▶ **AIM OF THE TASK**:
The entries below should appear again in your reply, word for word.

GIVEN RECORDS START

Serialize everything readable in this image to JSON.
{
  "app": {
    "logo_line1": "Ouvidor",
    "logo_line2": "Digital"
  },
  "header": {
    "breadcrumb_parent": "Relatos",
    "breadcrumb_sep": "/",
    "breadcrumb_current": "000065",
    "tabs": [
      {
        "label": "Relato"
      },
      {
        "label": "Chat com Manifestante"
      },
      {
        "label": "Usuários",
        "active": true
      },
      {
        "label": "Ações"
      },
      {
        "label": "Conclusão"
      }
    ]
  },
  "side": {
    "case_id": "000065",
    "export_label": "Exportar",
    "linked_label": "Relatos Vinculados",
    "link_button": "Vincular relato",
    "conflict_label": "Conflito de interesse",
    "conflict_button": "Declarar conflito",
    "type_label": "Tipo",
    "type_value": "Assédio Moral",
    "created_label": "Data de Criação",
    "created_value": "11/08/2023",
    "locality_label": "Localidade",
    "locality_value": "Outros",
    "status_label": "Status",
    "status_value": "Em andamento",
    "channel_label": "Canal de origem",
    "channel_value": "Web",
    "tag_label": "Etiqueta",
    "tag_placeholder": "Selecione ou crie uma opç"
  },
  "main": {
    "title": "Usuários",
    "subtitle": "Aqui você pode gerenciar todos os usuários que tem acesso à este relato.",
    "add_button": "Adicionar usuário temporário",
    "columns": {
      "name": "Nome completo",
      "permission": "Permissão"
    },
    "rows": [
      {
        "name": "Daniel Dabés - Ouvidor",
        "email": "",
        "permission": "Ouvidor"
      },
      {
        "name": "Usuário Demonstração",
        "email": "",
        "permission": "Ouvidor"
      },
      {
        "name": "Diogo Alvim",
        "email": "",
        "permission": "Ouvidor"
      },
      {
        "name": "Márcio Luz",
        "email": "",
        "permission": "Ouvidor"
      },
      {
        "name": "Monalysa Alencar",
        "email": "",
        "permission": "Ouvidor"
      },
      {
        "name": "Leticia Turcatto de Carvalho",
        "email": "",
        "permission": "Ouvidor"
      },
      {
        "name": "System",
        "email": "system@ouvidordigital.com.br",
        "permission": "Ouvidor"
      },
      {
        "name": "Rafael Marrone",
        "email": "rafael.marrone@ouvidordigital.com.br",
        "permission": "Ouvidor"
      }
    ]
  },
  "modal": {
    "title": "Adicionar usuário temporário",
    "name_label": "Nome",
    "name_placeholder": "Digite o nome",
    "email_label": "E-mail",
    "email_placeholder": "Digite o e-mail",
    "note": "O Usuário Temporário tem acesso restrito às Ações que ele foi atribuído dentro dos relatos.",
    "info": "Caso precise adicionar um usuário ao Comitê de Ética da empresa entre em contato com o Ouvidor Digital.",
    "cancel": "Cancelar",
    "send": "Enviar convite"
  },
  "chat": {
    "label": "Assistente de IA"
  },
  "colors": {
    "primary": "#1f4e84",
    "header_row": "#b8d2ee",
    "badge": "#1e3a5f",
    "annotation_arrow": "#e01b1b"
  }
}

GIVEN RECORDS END

▶ **EXPECTED ANSWER**:
Serialize everything readable in this image to JSON.
{
  "app": {
    "logo_line1": "Ouvidor",
    "logo_line2": "Digital"
  },
  "header": {
    "breadcrumb_parent": "Relatos",
    "breadcrumb_sep": "/",
    "breadcrumb_current": "000065",
    "tabs": [
      {
        "label": "Relato"
      },
      {
        "label": "Chat com Manifestante"
      },
      {
        "label": "Usuários",
        "active": true
      },
      {
        "label": "Ações"
      },
      {
        "label": "Conclusão"
      }
    ]
  },
  "side": {
    "case_id": "000065",
    "export_label": "Exportar",
    "linked_label": "Relatos Vinculados",
    "link_button": "Vincular relato",
    "conflict_label": "Conflito de interesse",
    "conflict_button": "Declarar conflito",
    "type_label": "Tipo",
    "type_value": "Assédio Moral",
    "created_label": "Data de Criação",
    "created_value": "11/08/2023",
    "locality_label": "Localidade",
    "locality_value": "Outros",
    "status_label": "Status",
    "status_value": "Em andamento",
    "channel_label": "Canal de origem",
    "channel_value": "Web",
    "tag_label": "Etiqueta",
    "tag_placeholder": "Selecione ou crie uma opç"
  },
  "main": {
    "title": "Usuários",
    "subtitle": "Aqui você pode gerenciar todos os usuários que tem acesso à este relato.",
    "add_button": "Adicionar usuário temporário",
    "columns": {
      "name": "Nome completo",
      "permission": "Permissão"
    },
    "rows": [
      {
        "name": "Daniel Dabés - Ouvidor",
        "email": "",
        "permission": "Ouvidor"
      },
      {
        "name": "Usuário Demonstração",
        "email": "",
        "permission": "Ouvidor"
      },
      {
        "name": "Diogo Alvim",
        "email": "",
        "permission": "Ouvidor"
      },
      {
        "name": "Márcio Luz",
        "email": "",
        "permission": "Ouvidor"
      },
      {
        "name": "Monalysa Alencar",
        "email": "",
        "permission": "Ouvidor"
      },
      {
        "name": "Leticia Turcatto de Carvalho",
        "email": "",
        "permission": "Ouvidor"
      },
      {
        "name": "System",
        "email": "system@ouvidordigital.com.br",
        "permission": "Ouvidor"
      },
      {
        "name": "Rafael Marrone",
        "email": "rafael.marrone@ouvidordigital.com.br",
        "permission": "Ouvidor"
      }
    ]
  },
  "modal": {
    "title": "Adicionar usuário temporário",
    "name_label": "Nome",
    "name_placeholder": "Digite o nome",
    "email_label": "E-mail",
    "email_placeholder": "Digite o e-mail",
    "note": "O Usuário Temporário tem acesso restrito às Ações que ele foi atribuído dentro dos relatos.",
    "info": "Caso precise adicionar um usuário ao Comitê de Ética da empresa entre em contato com o Ouvidor Digital.",
    "cancel": "Cancelar",
    "send": "Enviar convite"
  },
  "chat": {
    "label": "Assistente de IA"
  },
  "colors": {
    "primary": "#1f4e84",
    "header_row": "#b8d2ee",
    "badge": "#1e3a5f",
    "annotation_arrow": "#e01b1b"
  }
}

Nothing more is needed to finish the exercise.